+++ Available data

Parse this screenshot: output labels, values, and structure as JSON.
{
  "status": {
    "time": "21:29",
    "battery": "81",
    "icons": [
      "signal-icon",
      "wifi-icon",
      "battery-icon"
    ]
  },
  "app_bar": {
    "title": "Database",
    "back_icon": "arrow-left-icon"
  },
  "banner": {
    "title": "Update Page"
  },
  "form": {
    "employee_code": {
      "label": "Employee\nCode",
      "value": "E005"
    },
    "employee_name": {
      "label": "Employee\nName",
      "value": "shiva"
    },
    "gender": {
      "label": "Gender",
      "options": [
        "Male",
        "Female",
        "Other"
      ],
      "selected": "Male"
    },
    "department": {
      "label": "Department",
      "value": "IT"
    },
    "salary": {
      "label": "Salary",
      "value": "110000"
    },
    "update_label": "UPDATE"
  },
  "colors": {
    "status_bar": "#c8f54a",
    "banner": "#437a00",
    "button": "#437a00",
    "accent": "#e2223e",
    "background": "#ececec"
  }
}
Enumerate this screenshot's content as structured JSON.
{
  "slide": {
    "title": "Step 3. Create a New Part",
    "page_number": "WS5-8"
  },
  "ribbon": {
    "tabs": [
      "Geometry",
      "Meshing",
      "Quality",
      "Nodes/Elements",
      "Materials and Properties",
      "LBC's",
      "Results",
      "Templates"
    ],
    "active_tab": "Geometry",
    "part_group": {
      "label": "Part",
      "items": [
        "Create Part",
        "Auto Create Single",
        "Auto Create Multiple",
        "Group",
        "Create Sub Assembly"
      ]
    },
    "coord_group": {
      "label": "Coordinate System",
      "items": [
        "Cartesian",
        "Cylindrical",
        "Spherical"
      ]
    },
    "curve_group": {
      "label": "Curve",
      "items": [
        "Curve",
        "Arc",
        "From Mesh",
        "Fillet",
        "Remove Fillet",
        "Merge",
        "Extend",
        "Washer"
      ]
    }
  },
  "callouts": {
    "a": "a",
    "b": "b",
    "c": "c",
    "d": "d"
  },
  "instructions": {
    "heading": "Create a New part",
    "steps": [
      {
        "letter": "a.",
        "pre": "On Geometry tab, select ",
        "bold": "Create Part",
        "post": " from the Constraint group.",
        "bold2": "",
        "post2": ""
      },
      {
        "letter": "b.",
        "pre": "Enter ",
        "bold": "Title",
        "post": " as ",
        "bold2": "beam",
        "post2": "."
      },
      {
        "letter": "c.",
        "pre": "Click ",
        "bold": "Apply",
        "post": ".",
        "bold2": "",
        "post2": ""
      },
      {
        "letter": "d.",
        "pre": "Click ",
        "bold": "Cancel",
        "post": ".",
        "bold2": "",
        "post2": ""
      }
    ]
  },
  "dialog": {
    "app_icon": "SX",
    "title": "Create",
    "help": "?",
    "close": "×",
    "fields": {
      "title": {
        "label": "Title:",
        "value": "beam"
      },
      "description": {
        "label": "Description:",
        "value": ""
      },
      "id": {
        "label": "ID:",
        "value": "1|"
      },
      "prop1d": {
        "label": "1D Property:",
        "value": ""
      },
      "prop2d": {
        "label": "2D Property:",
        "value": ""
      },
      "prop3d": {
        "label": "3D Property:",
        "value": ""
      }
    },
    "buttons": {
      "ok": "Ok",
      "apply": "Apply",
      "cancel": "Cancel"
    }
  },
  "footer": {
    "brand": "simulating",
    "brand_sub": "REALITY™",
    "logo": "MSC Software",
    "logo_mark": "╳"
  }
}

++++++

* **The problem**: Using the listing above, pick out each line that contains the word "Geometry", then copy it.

* **Your response**:
      "Geometry",
    "active_tab": "Geometry",
        "pre": "On Geometry tab, select ",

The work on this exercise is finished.